The Combinatorial BLAS library implements a distributed version of Luby’s algorithm. Their implementation uses linear algebra primitives in implementing Luby’s algorithm and also the algorithm works on filtered graphs. Salihoglu et al.  implemented a distributed version of Luby’s algorithm for Pregel-like systems. They used Luby’s MIS algorithm to solve the graph coloring problem. Garimella et al.  compare the performance of Luby’s implementation in Pregel with a parallel algorithm designed by Blelloch et al. . Blelloch et al., parallelize the sequential greedy lexicographically-first MIS algorithm. This algorithms uses a priority DAG constructed over the vertices of the input graph, where the DAG edges connect higher-priority to lower-priority endpoints based on random values assigned to vertices.
The problem of parallel MIS has been the focus of much theoretical research. Part of the related work discussed above involves analyzing parallel time complexity or bit complexity of the algorithm discussed.

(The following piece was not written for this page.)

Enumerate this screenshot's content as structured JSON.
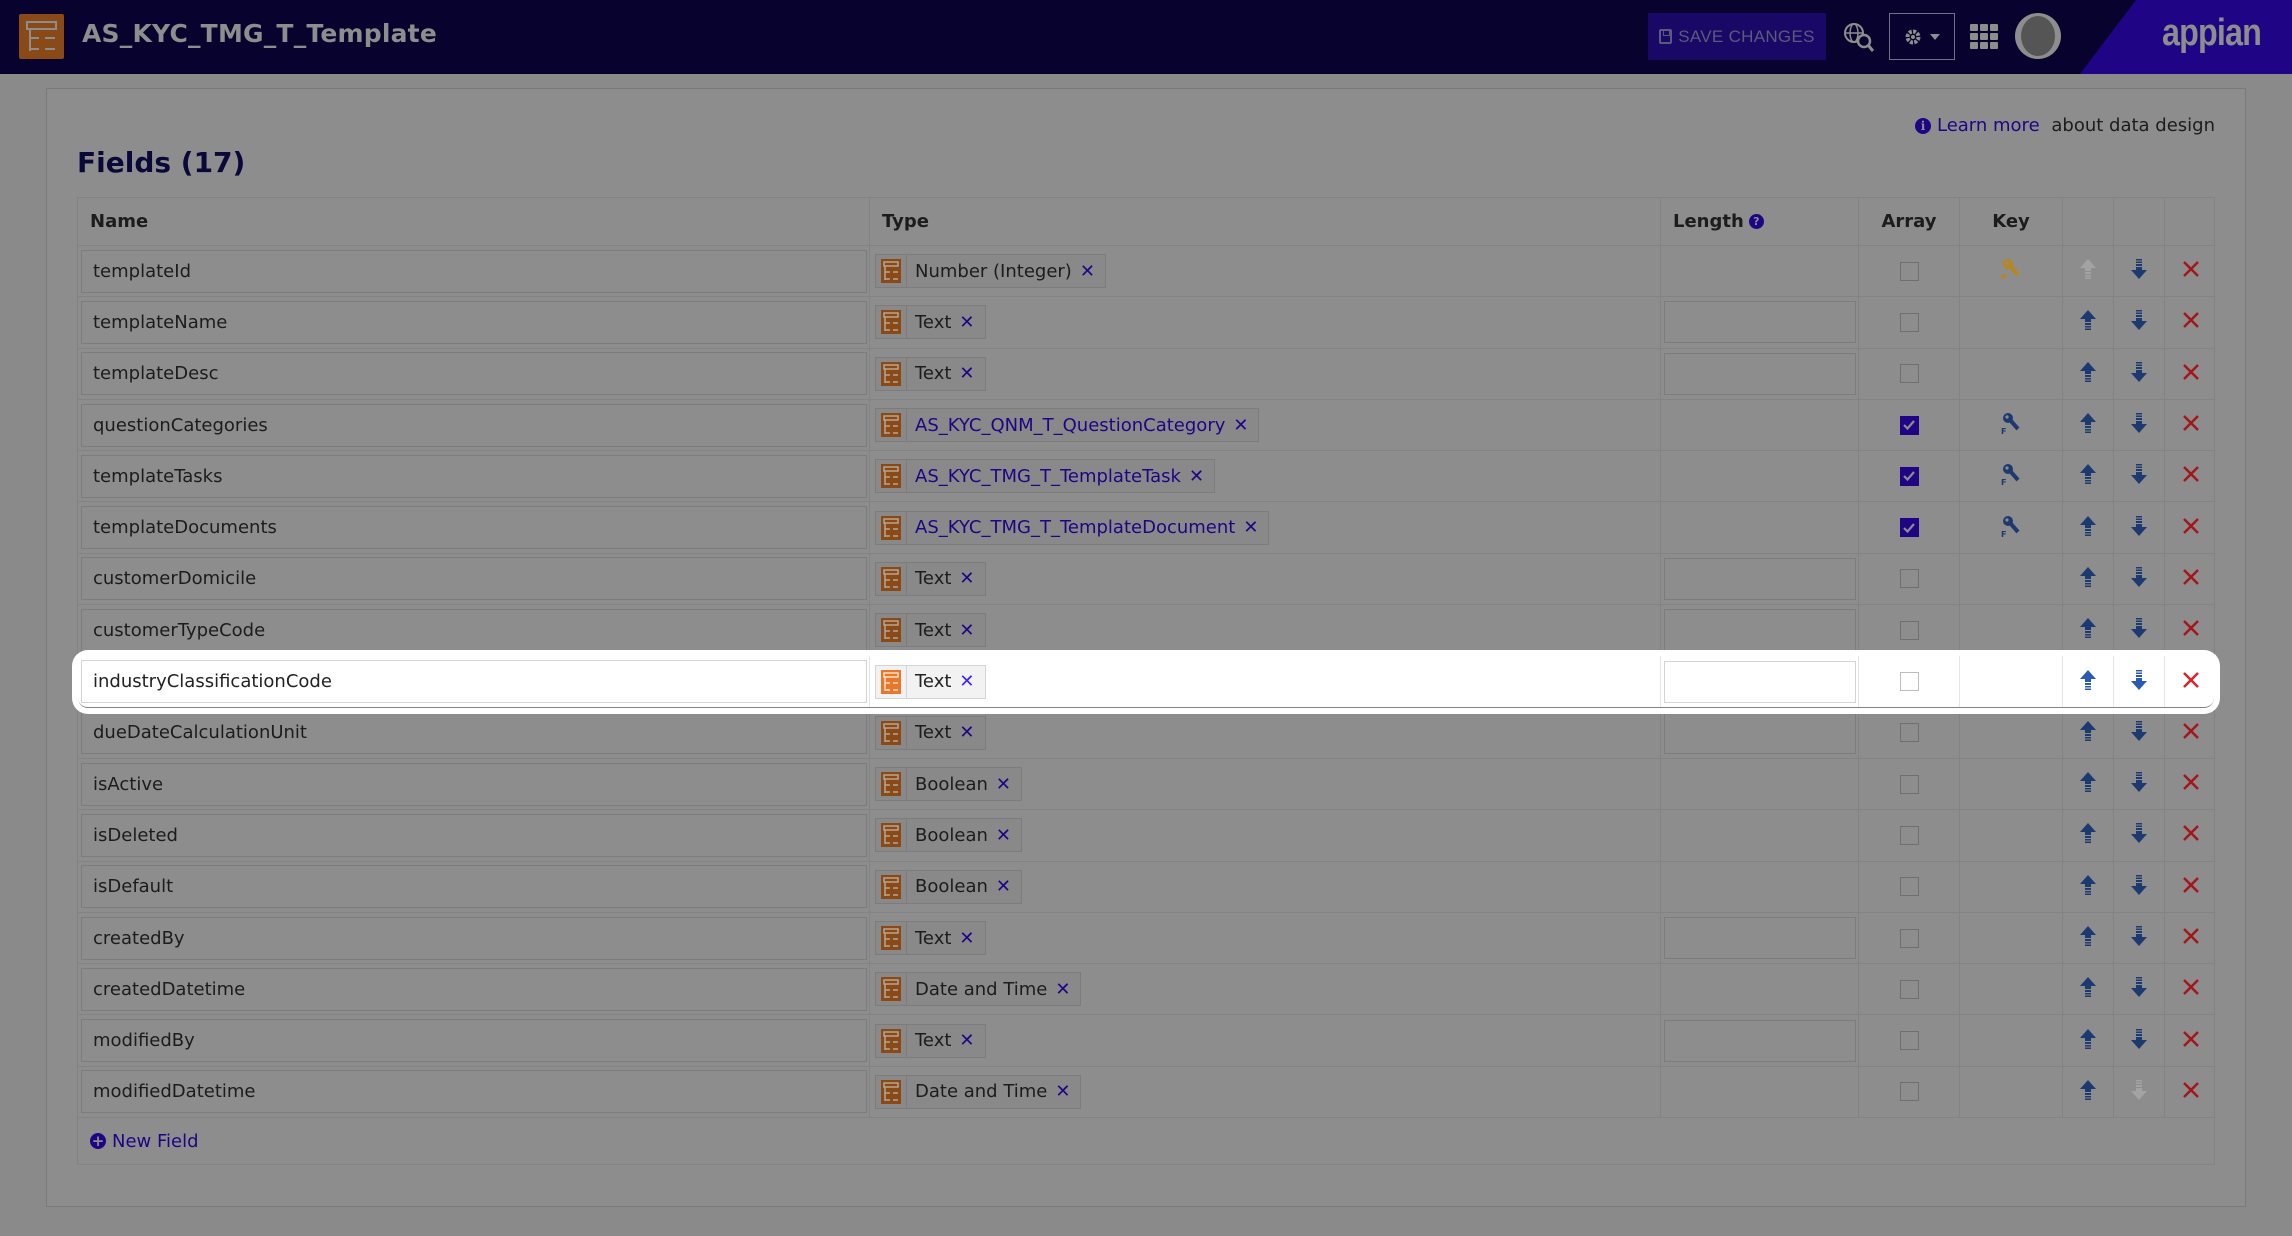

Existing implementations of parallel MIS mostly adopt Luby’s algorithms or they use an algorithm based on Luby’s MIS. However, Luby’s MIS does not immediately extend to efficient distributed memory parallel algorithm due to reasons we discuss in Section III.
A distributed implementation of Luby’s MIS is openly available in CombBLAS library. However, CombBLAS algorithm is designed to work on “filtered” graphs. Further, it performs several pre-processing steps including removing self-edges and load balancing. The distributed Luby algorithms we present in this paper are designed specifically for large-scale static graph processing under a distributed memory setting and capable of processing unstructured graphs without preprocessing.
III. LUBY’S ALGORITHMS
Luby’s algorithms are the most widely used parallel algorithms for finding a MIS in shared memory. In his original publication, Luby discussed a general iterative scheme and four particular variations based on it. The general iterative scheme is listed in Algorithm 1. In every iteration, the general iterative scheme selects a non-empty independent set (Line 5) and merges it to the output (Smis). Then, the selected independent set and its neighbors are removed from the input graph, and the resulting subgraph is fed into the scheme for the next iteration (Lines 7– 9). This process is repeated until the resulting subgraph is empty. In every iteration, the general iterative scheme generates a new independent set. Luby proved that the union of all those independent sets is a maximal independent set.
To select an independent set from a subgraph in an iteration, Luby proposed two Monte Carlo algorithms: Select A and Select B. Select B is further enhanced to create two more variations, Select C and Select D. All four of those variations use randomization to calculate an independent set. Select algorithms A, B, and C are non-deterministic, while Select D is deterministic. In this paper, we focus on Select algorithms A and B (since C and D are variations of B). Select A and Select B algorithms are summarized in Table I.